Task to carry out => Once you have read the records below, write them all out exactly as given.

┌─ Available records

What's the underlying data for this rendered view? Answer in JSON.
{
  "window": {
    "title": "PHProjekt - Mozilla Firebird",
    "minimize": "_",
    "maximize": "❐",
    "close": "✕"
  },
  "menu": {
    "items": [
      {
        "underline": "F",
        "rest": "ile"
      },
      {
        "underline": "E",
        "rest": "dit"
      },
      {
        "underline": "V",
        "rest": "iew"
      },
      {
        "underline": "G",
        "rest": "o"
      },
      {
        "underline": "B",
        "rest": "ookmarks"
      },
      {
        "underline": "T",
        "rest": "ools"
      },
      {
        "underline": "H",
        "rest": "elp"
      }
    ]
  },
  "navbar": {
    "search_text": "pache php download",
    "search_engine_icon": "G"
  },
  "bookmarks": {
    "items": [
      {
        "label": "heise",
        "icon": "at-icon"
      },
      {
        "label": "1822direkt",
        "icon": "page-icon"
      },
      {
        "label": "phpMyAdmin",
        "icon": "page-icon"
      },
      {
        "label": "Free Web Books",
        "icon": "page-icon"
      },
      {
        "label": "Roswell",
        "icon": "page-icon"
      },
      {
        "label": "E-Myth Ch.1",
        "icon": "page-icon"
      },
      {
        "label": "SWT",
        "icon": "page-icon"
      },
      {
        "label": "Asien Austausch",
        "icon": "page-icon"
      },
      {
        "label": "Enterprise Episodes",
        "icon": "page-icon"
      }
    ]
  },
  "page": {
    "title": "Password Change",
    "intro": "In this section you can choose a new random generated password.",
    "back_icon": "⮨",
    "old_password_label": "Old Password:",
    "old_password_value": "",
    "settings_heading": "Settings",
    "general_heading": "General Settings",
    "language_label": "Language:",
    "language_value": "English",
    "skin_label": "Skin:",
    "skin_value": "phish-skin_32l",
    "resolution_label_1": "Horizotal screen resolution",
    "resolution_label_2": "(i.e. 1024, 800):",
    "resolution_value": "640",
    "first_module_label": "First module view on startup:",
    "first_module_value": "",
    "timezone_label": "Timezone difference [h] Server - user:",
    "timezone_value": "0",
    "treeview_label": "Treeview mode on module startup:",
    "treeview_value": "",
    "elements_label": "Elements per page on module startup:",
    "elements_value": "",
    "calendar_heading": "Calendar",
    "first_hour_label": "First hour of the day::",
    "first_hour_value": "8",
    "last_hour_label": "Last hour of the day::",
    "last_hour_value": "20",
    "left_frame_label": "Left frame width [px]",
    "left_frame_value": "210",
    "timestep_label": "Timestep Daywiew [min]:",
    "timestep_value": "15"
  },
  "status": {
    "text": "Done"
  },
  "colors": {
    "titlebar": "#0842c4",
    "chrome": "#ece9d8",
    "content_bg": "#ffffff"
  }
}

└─

Result of this exercise =>
What's the underlying data for this rendered view? Answer in JSON.
{
  "window": {
    "title": "PHProjekt - Mozilla Firebird",
    "minimize": "_",
    "maximize": "❐",
    "close": "✕"
  },
  "menu": {
    "items": [
      {
        "underline": "F",
        "rest": "ile"
      },
      {
        "underline": "E",
        "rest": "dit"
      },
      {
        "underline": "V",
        "rest": "iew"
      },
      {
        "underline": "G",
        "rest": "o"
      },
      {
        "underline": "B",
        "rest": "ookmarks"
      },
      {
        "underline": "T",
        "rest": "ools"
      },
      {
        "underline": "H",
        "rest": "elp"
      }
    ]
  },
  "navbar": {
    "search_text": "pache php download",
    "search_engine_icon": "G"
  },
  "bookmarks": {
    "items": [
      {
        "label": "heise",
        "icon": "at-icon"
      },
      {
        "label": "1822direkt",
        "icon": "page-icon"
      },
      {
        "label": "phpMyAdmin",
        "icon": "page-icon"
      },
      {
        "label": "Free Web Books",
        "icon": "page-icon"
      },
      {
        "label": "Roswell",
        "icon": "page-icon"
      },
      {
        "label": "E-Myth Ch.1",
        "icon": "page-icon"
      },
      {
        "label": "SWT",
        "icon": "page-icon"
      },
      {
        "label": "Asien Austausch",
        "icon": "page-icon"
      },
      {
        "label": "Enterprise Episodes",
        "icon": "page-icon"
      }
    ]
  },
  "page": {
    "title": "Password Change",
    "intro": "In this section you can choose a new random generated password.",
    "back_icon": "⮨",
    "old_password_label": "Old Password:",
    "old_password_value": "",
    "settings_heading": "Settings",
    "general_heading": "General Settings",
    "language_label": "Language:",
    "language_value": "English",
    "skin_label": "Skin:",
    "skin_value": "phish-skin_32l",
    "resolution_label_1": "Horizotal screen resolution",
    "resolution_label_2": "(i.e. 1024, 800):",
    "resolution_value": "640",
    "first_module_label": "First module view on startup:",
    "first_module_value": "",
    "timezone_label": "Timezone difference [h] Server - user:",
    "timezone_value": "0",
    "treeview_label": "Treeview mode on module startup:",
    "treeview_value": "",
    "elements_label": "Elements per page on module startup:",
    "elements_value": "",
    "calendar_heading": "Calendar",
    "first_hour_label": "First hour of the day::",
    "first_hour_value": "8",
    "last_hour_label": "Last hour of the day::",
    "last_hour_value": "20",
    "left_frame_label": "Left frame width [px]",
    "left_frame_value": "210",
    "timestep_label": "Timestep Daywiew [min]:",
    "timestep_value": "15"
  },
  "status": {
    "text": "Done"
  },
  "colors": {
    "titlebar": "#0842c4",
    "chrome": "#ece9d8",
    "content_bg": "#ffffff"
  }
}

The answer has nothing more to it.